The lines you return should be those containing the string "kali", taken from the data below.

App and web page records
-- Opening Marker --

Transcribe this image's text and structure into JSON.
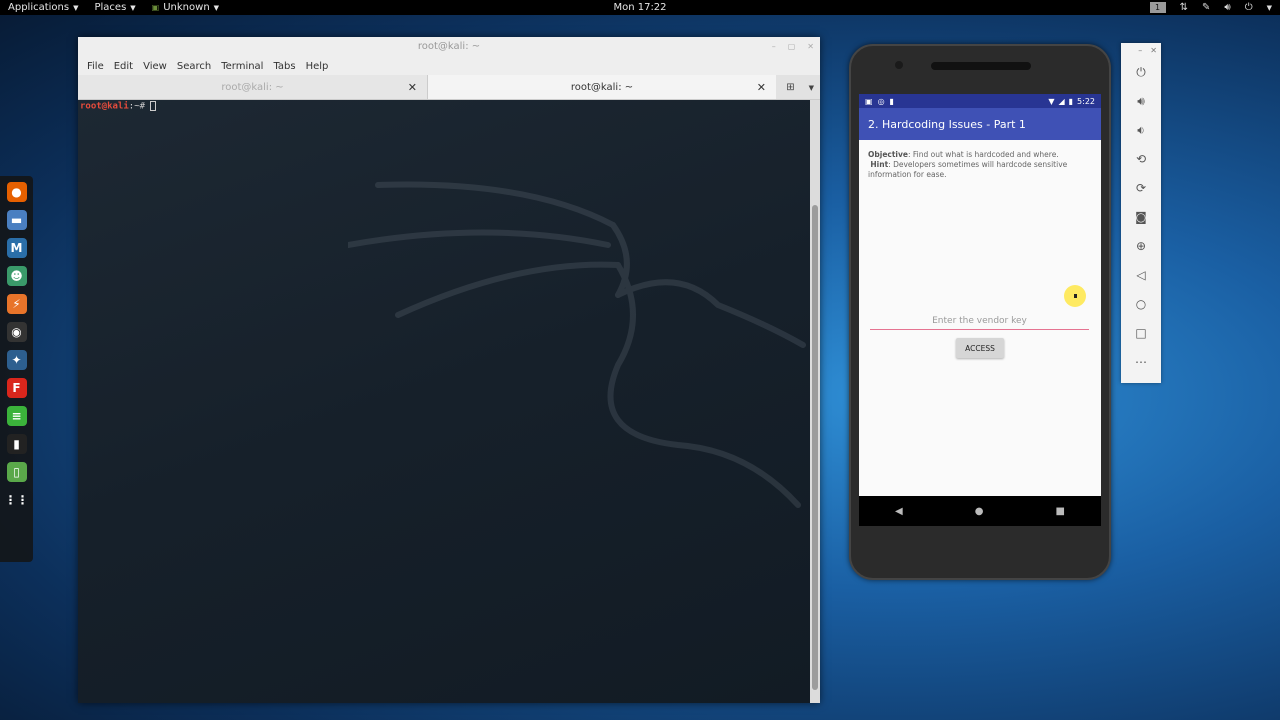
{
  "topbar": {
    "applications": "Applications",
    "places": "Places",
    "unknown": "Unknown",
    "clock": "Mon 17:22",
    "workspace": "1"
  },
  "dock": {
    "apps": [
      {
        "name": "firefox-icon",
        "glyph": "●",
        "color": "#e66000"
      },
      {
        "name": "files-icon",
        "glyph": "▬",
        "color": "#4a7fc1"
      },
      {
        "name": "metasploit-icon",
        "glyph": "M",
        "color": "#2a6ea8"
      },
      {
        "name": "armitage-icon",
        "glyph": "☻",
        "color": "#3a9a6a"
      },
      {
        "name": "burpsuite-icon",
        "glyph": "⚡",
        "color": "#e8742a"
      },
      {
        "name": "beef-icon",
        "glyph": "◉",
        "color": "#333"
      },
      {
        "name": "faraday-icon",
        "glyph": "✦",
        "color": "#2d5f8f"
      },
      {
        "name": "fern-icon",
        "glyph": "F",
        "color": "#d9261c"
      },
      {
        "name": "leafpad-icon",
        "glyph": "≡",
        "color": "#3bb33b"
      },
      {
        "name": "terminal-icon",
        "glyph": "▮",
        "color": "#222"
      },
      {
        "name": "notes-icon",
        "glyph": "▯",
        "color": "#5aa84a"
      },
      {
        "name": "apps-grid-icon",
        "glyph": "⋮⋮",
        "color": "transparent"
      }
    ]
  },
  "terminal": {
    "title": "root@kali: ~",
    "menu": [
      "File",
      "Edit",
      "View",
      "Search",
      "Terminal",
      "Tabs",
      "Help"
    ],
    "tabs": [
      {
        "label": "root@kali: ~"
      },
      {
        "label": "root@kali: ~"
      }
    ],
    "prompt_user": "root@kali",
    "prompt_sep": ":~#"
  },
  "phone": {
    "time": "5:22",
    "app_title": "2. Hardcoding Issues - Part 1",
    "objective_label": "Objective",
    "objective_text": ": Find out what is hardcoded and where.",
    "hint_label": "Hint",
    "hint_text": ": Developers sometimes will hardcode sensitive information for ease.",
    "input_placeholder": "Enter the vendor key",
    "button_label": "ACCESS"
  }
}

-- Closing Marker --

EXERCISE RESPONSE:
    "title": "root@kali: ~",
        "label": "root@kali: ~"
        "label": "root@kali: ~"
    "prompt_user": "root@kali",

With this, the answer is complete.